Map on Huffington Post

Measuring success in community gardens

A speaker at the Nashville Food Summit: “Community gardens are more about the community then the gardening.” I agree that has been true in recent years but is that the future?
And then this morning saw this on the comfood listserve:

Community Gardens Win the Food Wars
Millions of pounds of fresh food and produce were raised during the World War II years—as much as 40% of all vegetables consumed nationally.

5,285,000 Victory Gardens in the United States

According to The War Garden Victorious, Indianapolis “estimated the value of its war-garden crop in 1918 at $1,473,165. Denver placed its yield at $2,500,000 and Los Angeles at $1,000,000. Washington, District of Columbia reached $1,396,5000.” Thanks to propaganda (“your garden is a munitions plant”) there were 5,285,000 victory gardens in 1918. The City of Rochester, New York alone had more than 15,000. The “estimated value of our war-garden crops for 1918 (was) $525,000,000! A half billion dollars!”

Important history for us to know and to use as an impetus for today.
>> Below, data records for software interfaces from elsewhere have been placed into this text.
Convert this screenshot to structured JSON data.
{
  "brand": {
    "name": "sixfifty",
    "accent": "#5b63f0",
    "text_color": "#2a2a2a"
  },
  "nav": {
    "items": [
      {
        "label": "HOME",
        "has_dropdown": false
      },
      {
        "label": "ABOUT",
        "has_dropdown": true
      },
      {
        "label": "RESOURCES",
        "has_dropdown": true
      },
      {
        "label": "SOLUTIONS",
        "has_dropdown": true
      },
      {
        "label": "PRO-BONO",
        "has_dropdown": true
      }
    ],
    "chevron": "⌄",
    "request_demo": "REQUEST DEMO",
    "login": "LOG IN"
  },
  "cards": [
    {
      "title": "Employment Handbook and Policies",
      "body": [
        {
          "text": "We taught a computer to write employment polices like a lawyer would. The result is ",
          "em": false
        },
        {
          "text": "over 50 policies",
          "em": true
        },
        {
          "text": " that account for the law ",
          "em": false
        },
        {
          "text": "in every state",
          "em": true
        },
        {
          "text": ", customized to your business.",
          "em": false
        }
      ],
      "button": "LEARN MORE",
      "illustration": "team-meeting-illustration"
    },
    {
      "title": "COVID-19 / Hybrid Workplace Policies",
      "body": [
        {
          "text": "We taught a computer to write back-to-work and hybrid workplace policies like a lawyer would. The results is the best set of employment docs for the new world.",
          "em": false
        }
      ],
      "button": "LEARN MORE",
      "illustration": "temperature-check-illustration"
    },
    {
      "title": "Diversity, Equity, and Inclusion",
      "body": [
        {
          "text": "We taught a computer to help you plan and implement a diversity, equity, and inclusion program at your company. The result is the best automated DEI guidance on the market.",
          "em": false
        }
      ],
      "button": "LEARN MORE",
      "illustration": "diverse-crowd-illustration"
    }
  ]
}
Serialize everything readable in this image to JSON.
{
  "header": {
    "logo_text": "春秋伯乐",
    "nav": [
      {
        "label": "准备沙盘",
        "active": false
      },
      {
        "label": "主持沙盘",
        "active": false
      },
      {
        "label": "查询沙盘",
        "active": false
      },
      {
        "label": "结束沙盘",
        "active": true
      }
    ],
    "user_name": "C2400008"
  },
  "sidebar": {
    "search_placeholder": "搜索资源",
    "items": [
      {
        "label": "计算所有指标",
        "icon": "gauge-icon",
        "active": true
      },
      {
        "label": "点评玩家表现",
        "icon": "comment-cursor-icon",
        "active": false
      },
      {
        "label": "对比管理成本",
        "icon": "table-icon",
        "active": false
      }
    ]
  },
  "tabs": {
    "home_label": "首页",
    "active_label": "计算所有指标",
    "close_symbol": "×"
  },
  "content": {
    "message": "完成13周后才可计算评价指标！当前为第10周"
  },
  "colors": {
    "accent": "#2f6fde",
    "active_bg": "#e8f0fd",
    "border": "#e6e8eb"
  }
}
Speaking of today:

Thanks to the research efforts of Farming Concrete, we know the value and weight of produce created by 67 of the 500 community gardens in NYC:

* 67 gardens comprise 1,200 plots
* 1,200 gardeners (give or take) raised 39,518 plants
* 39,518 plants produced 87,690 lbs of food
* 87,690 lbs of food  worth $214,060

But here is the statistic that really caught my eye. All this work, all this fresh food was produced on just 1.7 acres of land, or 71,950 square feet. The parking lots at suburban malls are bigger than that!

Check out Farming Concrete for their excellent resources to measure the benefits of urban gardens; the toolkit is very similar to the Farmers Market Metrics we are creating at the Farmers Market Coalition.

 

 

Nashville Food Summit May 7, 2011

Community Food Advocates, in partnership with the Nashville Food Policy Council, will host Food Summit 2011 at the Millennium Maxwell House Hotel on May 7th, 2011 from 8:30 am to 3:00 pm. The Summit will be a gathering of stakeholders – from farm to fork – across Nashville’s diverse food system.

“Food Summit 2011 – Growing an Agenda for Change” will celebrate and highlight food systems accomplishments in Nashville, feature “best practices” from national experts, equip participants with advocacy and change-making skills, and help set an agenda for change for the future.

Community Food Advocates is a non-profit organization in Nashville dedicated to the notion that all members of our community should have access to food grown in a way that promotes the health of people, planet and community. Community Food Advocates works with community residents, policy makers and businesses to provide education about food assistance programs, advocate for policies that ensure equitable access to healthy food, and bring healthy foods back into food desert neighborhoods.

The Nashville Food Policy Council is a program of Community Food Advocates and is funded in full by the Department of Health and Human Services, as part of the Metro Public Health Department’s Communities Putting Prevention to Work campaign. The Nashville Food Policy Council engages City/County policy makers, consumer interest groups, retail food industry, local agriculture industry, and faith- and community-based organizations to strengthen and align efforts to create food system change in our community.

For more information on Food Summit 2011, please contact Shavaun Evans at 615-385-2286 ext. 226

The event is free and open to the public.